[Saved data entries]

--- START ---

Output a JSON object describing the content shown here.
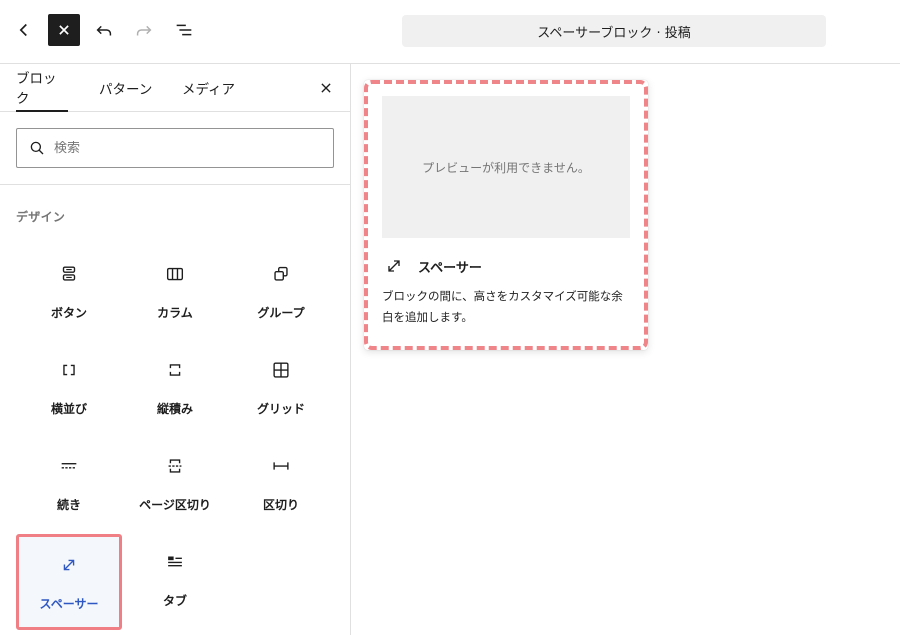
{
  "header": {
    "document_title": "スペーサーブロック · 投稿"
  },
  "inserter": {
    "tabs": [
      {
        "label": "ブロック",
        "active": true
      },
      {
        "label": "パターン",
        "active": false
      },
      {
        "label": "メディア",
        "active": false
      }
    ],
    "search": {
      "placeholder": "検索",
      "value": ""
    },
    "category": "デザイン",
    "blocks": [
      {
        "label": "ボタン",
        "icon": "buttons-icon"
      },
      {
        "label": "カラム",
        "icon": "columns-icon"
      },
      {
        "label": "グループ",
        "icon": "group-icon"
      },
      {
        "label": "横並び",
        "icon": "row-icon"
      },
      {
        "label": "縦積み",
        "icon": "stack-icon"
      },
      {
        "label": "グリッド",
        "icon": "grid-icon"
      },
      {
        "label": "続き",
        "icon": "more-icon"
      },
      {
        "label": "ページ区切り",
        "icon": "page-break-icon"
      },
      {
        "label": "区切り",
        "icon": "separator-icon"
      },
      {
        "label": "スペーサー",
        "icon": "spacer-icon",
        "selected": true
      },
      {
        "label": "タブ",
        "icon": "tabs-icon"
      }
    ]
  },
  "preview": {
    "placeholder": "プレビューが利用できません。",
    "name": "スペーサー",
    "description": "ブロックの間に、高さをカスタマイズ可能な余白を追加します。"
  },
  "colors": {
    "highlight_outline": "#ef7f84",
    "selected_label": "#2f57c2",
    "toolbar_active": "#1e1e1e"
  }
}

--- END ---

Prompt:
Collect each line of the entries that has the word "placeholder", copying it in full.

Reply to the exercise:
      "placeholder": "検索",
    "placeholder": "プレビューが利用できません。",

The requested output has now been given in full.